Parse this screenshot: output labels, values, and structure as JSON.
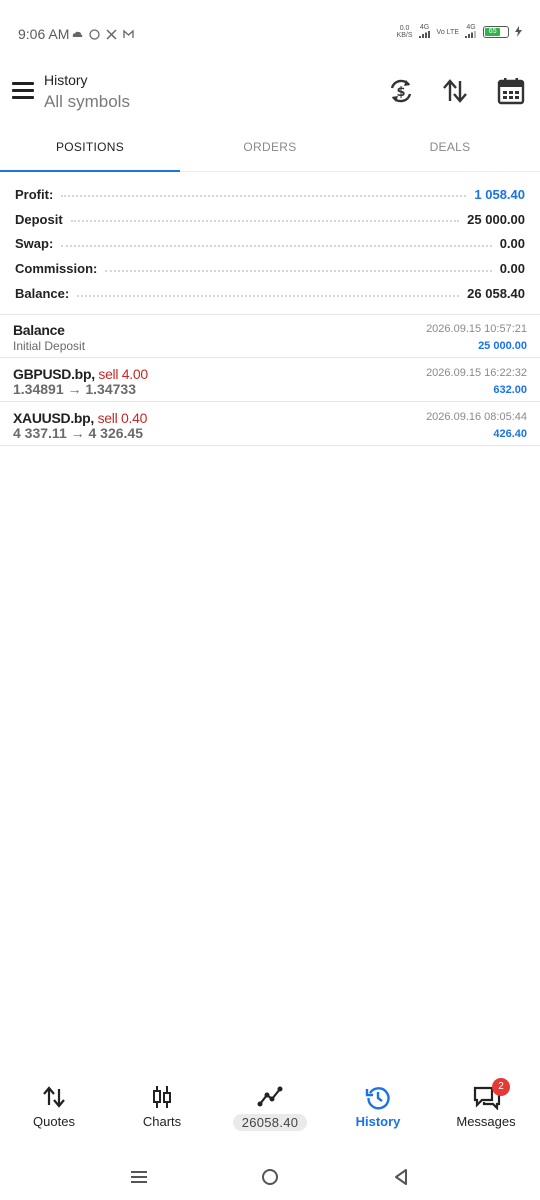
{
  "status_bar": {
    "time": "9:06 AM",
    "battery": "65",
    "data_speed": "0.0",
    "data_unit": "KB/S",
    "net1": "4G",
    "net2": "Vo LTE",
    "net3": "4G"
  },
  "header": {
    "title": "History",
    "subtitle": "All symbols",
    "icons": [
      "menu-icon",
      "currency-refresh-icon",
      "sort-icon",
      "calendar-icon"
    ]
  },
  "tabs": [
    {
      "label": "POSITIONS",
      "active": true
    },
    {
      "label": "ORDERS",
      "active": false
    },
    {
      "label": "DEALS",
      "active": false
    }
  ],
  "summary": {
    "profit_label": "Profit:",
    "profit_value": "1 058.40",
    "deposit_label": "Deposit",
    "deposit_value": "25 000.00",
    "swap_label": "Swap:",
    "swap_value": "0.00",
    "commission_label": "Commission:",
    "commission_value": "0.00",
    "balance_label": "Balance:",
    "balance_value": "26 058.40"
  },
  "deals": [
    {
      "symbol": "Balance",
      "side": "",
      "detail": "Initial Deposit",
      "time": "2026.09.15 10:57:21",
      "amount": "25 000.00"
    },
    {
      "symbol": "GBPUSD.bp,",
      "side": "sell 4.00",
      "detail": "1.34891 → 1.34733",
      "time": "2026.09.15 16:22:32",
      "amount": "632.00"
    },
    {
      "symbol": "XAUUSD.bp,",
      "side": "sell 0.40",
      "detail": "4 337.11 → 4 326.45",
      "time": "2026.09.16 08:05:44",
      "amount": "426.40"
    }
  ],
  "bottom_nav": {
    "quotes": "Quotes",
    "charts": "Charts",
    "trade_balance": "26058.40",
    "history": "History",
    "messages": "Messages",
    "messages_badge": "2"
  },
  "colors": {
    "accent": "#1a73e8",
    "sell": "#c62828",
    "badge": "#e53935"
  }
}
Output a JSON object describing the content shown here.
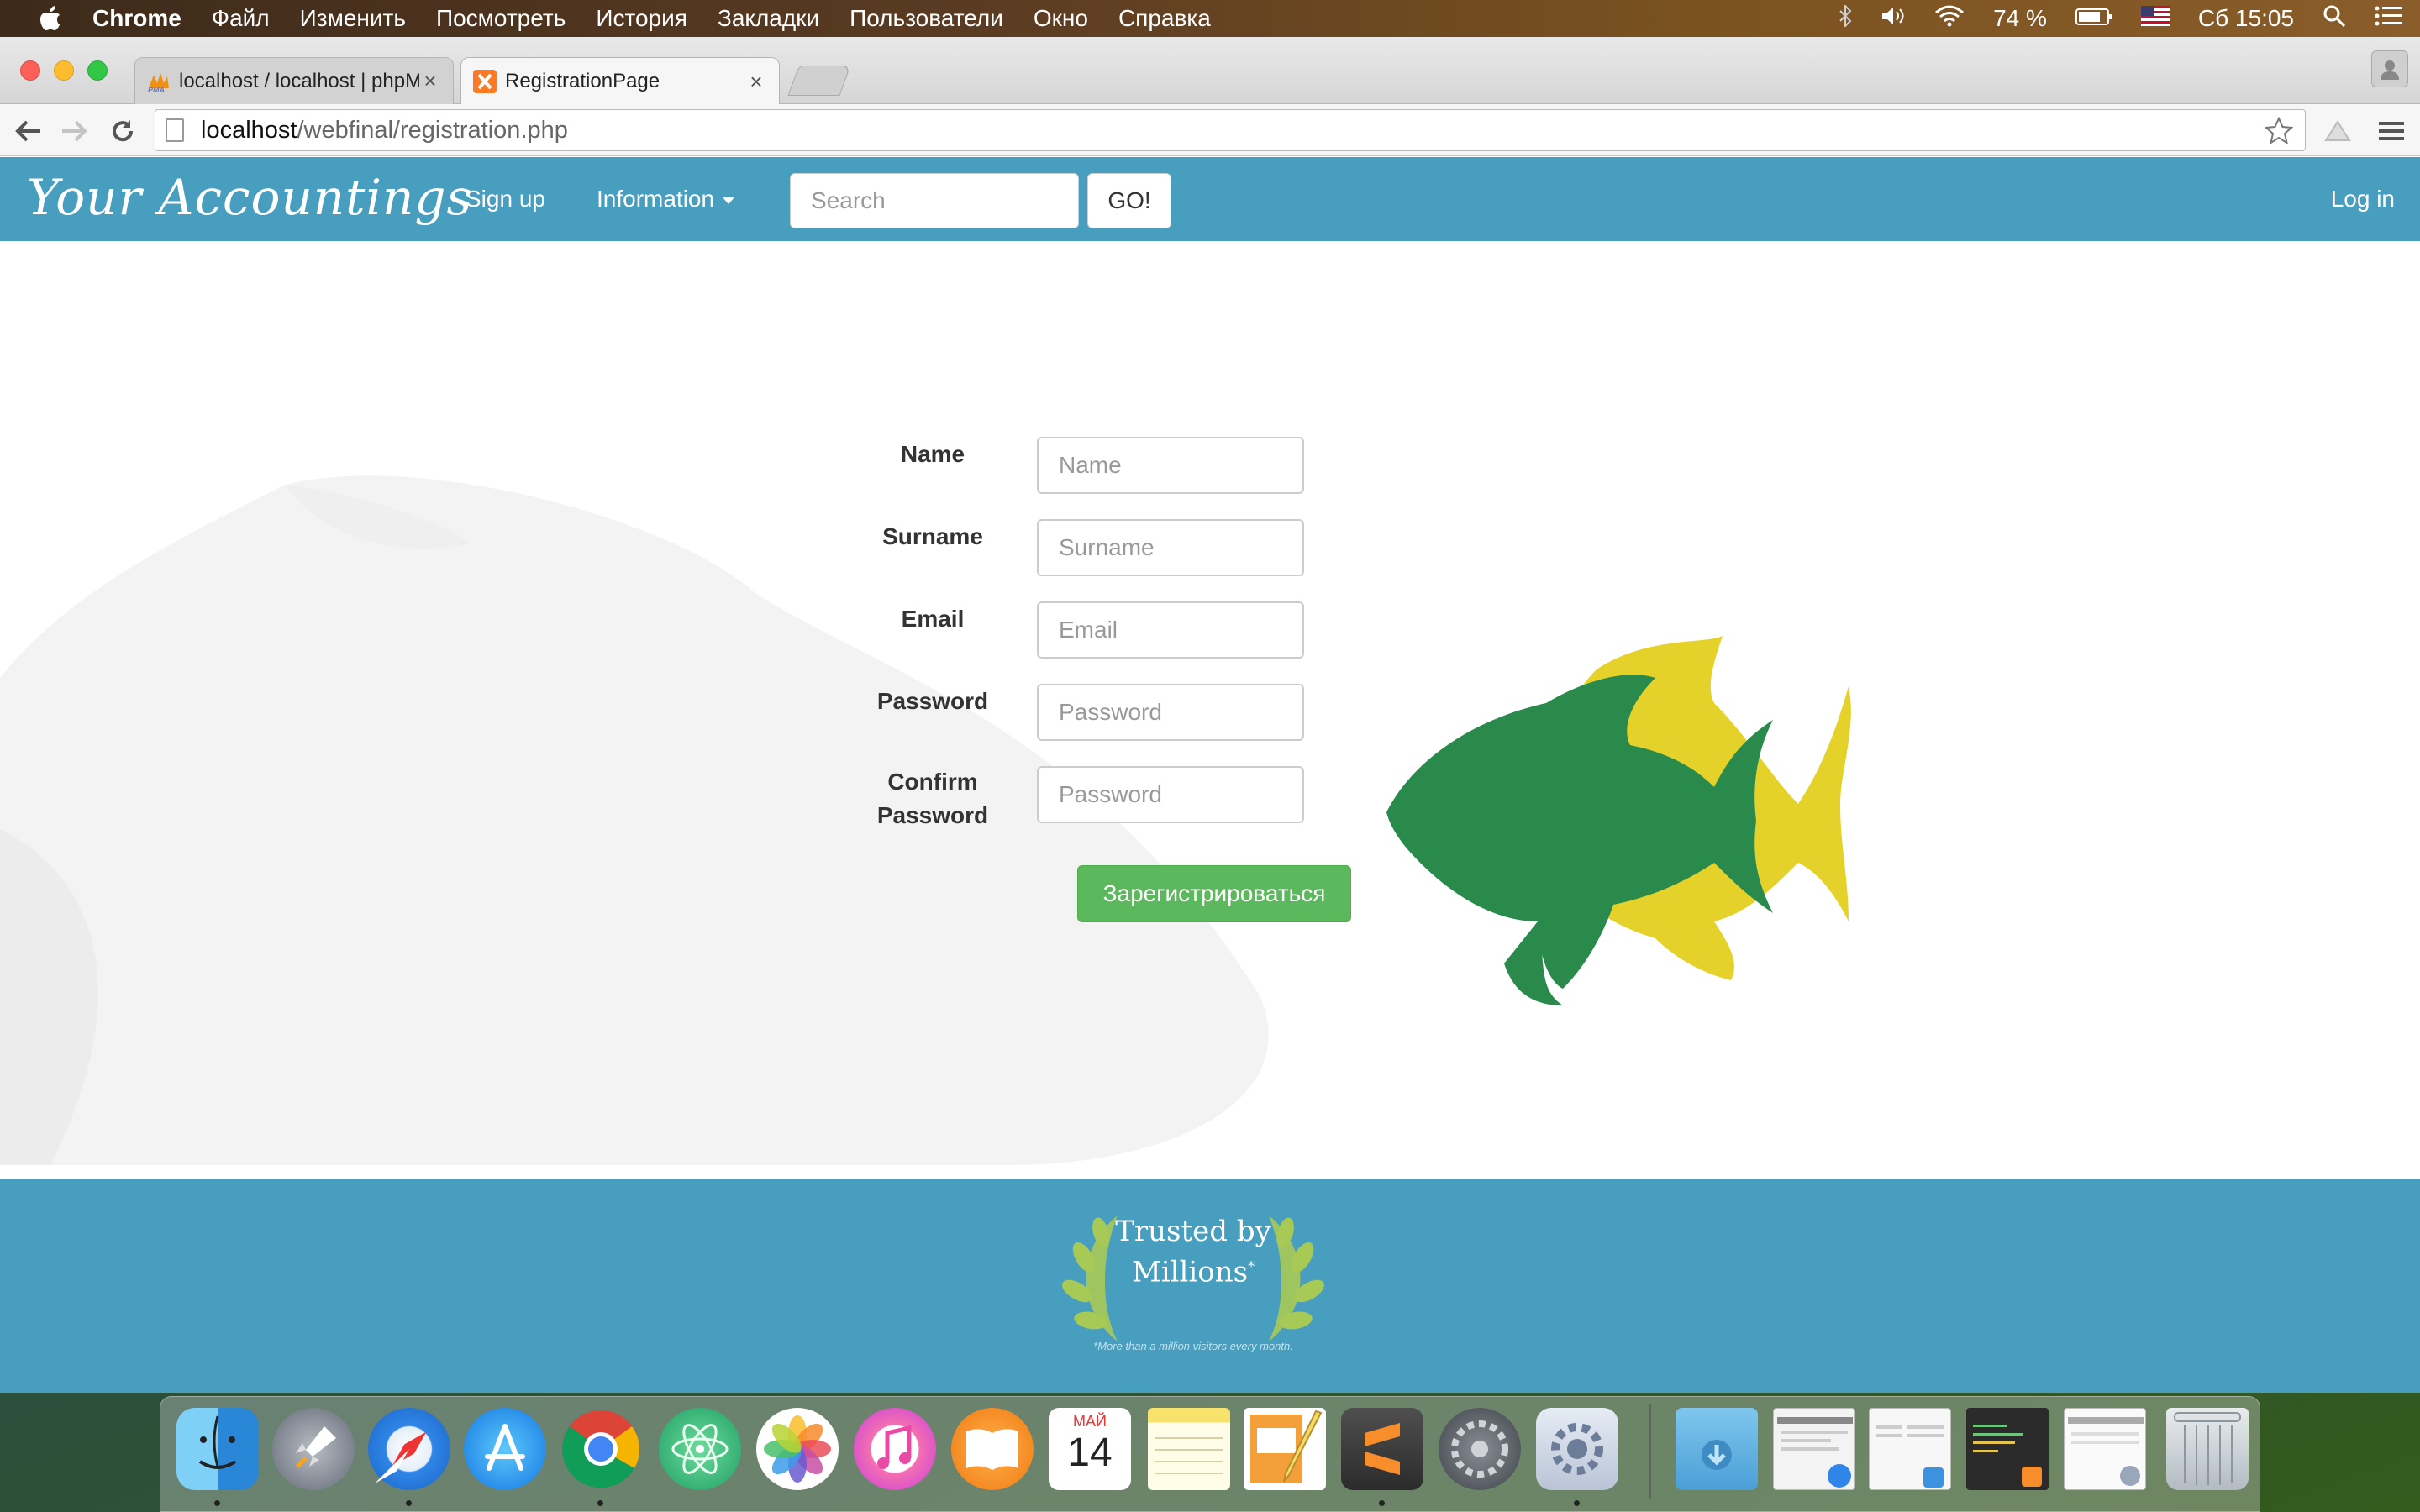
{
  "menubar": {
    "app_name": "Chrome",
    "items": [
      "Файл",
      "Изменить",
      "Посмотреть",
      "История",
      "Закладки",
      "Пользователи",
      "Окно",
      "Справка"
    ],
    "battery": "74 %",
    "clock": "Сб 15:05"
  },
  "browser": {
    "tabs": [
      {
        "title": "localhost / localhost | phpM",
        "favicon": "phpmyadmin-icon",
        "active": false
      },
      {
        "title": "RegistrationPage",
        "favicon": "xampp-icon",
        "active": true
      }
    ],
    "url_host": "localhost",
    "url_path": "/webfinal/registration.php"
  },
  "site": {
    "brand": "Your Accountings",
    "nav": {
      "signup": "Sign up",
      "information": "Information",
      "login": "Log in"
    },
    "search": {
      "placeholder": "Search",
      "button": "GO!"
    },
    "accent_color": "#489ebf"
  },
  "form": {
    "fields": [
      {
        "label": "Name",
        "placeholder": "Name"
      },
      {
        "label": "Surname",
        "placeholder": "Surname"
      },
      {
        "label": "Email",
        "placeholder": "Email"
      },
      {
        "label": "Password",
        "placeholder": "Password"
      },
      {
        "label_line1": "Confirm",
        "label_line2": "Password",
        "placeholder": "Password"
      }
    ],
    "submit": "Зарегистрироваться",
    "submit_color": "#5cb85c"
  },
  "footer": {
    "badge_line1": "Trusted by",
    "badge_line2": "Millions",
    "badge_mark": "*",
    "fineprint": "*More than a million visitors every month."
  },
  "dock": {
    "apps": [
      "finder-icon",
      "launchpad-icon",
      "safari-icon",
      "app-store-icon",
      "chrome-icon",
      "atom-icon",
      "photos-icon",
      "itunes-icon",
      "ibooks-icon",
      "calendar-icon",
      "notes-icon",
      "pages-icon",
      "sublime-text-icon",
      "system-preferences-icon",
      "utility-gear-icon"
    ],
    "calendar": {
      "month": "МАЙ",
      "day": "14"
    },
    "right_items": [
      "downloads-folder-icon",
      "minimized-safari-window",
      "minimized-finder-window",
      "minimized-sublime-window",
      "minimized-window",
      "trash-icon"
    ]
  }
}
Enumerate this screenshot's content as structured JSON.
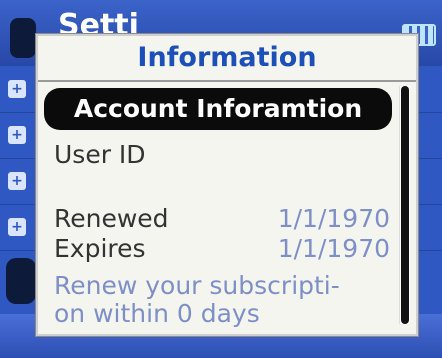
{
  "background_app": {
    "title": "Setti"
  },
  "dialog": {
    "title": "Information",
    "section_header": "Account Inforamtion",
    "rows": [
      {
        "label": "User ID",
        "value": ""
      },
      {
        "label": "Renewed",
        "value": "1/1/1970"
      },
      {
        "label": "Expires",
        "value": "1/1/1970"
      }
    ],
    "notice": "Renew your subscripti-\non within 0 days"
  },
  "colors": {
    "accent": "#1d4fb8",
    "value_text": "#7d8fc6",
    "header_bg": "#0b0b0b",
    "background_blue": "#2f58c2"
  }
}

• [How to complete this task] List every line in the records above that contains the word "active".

• [Answer space]
      "active": true
      "active": false
      "active": false
        "active": false
        "active": true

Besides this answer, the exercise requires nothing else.